    @Frank I understand Hyatt doesn’t specifically enter into a contract to build a hotel, but they still have the choice of where their brand goes. Developers and Hotel Brands enter into talks very early on in the process to determine if it will be profitable to join together and Hyatt obviously did their research and determined there is enough demand to attach the Park Hyatt name to the project. My suggestion is that they incorrectly determined demand for an ultra-premium brand as Park Hyatt in DTLA, as Park Hyatt is typically associated with high end leisure travelers and, if business, then high level executives. Will there really be that many going to DTLA to compete with the Ritz, JW Marriott, Intercontinental, Ace, Standard, etc.? I think a Grand Hyatt would be better suited for the space considering the conference/meeting hosting potential and capturing the nearby Staples Stadium market.
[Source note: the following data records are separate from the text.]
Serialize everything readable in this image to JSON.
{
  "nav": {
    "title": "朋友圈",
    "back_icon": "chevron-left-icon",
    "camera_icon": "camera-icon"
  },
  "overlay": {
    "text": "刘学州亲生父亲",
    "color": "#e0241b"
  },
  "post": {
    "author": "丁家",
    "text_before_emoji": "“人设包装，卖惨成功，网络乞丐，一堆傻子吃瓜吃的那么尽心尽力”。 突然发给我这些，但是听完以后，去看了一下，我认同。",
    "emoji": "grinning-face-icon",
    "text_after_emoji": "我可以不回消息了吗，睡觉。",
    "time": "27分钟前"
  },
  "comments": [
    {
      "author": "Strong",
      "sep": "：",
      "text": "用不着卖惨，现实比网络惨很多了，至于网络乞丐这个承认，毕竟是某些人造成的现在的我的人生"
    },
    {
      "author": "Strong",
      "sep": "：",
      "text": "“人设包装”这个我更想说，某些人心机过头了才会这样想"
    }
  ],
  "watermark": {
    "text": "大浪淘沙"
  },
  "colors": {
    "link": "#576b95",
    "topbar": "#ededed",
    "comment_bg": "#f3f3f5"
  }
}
    @Victoria I do agree with Beverly Hills already being flush with super premium hotels, so there’s always West Hollywood! WeHo released a report (pre-pandemic) that demand for hotel rooms in general is massively higher than currently available hotel rooms, and a sizable chunk of that is demand for ultra-premium hotel rooms! Fully agree with Santa Monica as well – the current hotel of choice for high-end leisure travelers is Shutters on the Beach and rooms there are still going for $500+ a night. Definitely room to compete there.

Leave a Reply

If you'd like to participate in the discussion, please adhere to our commenting guidelines. Your email address will not be published. Required fields are marked *

Reminder: OMAAT comments are changing soon. Register here to save your space.